▸ EXERCISE:
Report how many lines in the records below contain the word "true". Give only the number.

Component data from apps and pages
========================================
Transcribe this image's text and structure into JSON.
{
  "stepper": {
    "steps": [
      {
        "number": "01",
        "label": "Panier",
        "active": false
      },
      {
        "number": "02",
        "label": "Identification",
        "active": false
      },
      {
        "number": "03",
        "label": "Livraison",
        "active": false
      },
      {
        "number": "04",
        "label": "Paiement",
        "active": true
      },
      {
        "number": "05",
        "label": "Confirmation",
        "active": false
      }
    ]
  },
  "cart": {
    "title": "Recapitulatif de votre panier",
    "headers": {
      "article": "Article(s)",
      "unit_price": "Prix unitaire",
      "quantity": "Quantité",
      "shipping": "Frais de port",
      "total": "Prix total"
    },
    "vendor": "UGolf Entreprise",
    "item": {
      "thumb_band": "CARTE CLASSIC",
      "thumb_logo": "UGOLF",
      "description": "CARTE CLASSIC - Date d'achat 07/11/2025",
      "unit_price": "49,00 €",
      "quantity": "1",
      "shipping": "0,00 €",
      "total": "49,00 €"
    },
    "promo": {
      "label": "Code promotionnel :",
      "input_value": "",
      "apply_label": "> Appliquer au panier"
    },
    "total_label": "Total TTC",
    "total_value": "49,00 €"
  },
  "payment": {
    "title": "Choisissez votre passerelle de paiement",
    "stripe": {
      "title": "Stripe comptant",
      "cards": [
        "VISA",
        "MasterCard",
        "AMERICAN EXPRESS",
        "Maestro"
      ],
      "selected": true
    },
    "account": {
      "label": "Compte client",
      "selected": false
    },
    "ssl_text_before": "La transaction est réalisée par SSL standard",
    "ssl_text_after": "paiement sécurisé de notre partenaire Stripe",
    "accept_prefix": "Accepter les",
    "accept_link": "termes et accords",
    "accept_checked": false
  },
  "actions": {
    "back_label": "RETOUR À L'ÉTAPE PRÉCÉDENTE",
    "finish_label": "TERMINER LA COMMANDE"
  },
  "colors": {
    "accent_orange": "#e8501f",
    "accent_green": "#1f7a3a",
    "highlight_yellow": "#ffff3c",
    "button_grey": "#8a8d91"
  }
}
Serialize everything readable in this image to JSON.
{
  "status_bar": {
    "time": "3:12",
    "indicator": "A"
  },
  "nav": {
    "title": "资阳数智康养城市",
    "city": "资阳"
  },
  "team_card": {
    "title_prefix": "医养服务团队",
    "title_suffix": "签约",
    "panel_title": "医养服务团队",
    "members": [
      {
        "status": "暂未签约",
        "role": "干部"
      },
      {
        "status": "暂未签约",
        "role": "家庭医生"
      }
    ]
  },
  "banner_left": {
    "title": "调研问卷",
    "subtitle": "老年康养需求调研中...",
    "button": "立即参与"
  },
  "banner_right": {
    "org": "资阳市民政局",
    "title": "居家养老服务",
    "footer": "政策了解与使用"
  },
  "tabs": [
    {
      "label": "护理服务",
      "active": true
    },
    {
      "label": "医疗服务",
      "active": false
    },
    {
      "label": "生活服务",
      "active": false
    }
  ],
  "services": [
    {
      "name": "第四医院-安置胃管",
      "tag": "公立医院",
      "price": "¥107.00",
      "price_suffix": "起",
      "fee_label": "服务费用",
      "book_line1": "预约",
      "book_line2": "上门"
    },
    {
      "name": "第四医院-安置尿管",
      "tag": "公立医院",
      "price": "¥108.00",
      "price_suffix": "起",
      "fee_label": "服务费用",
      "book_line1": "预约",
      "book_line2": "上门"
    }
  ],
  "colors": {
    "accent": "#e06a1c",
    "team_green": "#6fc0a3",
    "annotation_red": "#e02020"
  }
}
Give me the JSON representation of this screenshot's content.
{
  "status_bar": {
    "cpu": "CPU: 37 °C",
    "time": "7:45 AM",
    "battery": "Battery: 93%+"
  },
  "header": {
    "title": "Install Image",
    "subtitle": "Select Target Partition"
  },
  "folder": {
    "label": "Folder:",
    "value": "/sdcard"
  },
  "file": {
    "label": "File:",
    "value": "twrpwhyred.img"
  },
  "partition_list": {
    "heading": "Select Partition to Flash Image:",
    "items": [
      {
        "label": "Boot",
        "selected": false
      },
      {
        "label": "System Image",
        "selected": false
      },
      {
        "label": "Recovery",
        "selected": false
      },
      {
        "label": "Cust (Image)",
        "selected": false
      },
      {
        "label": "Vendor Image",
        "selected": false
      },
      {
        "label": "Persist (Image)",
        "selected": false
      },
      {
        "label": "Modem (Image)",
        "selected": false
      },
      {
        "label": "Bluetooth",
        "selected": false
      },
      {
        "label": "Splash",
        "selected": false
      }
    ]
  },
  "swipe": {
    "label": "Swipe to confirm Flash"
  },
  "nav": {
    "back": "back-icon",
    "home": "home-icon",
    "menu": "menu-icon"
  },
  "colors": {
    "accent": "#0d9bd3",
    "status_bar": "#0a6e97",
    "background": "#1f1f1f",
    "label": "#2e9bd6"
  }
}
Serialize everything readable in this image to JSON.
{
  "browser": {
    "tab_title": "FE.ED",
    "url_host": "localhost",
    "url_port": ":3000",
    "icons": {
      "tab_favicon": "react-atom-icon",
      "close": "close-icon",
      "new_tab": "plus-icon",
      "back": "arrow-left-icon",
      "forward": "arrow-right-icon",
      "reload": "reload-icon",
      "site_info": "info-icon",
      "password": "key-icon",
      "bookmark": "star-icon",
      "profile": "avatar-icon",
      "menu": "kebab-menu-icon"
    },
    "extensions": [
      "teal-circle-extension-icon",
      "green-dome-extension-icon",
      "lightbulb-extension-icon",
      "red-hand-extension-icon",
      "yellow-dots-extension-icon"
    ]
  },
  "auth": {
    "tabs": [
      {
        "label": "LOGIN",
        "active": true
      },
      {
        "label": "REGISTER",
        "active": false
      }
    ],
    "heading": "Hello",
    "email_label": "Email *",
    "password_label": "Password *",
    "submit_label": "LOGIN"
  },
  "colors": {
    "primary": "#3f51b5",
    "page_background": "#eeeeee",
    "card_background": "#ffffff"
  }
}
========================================
▸ WRITTEN RESPONSE:
4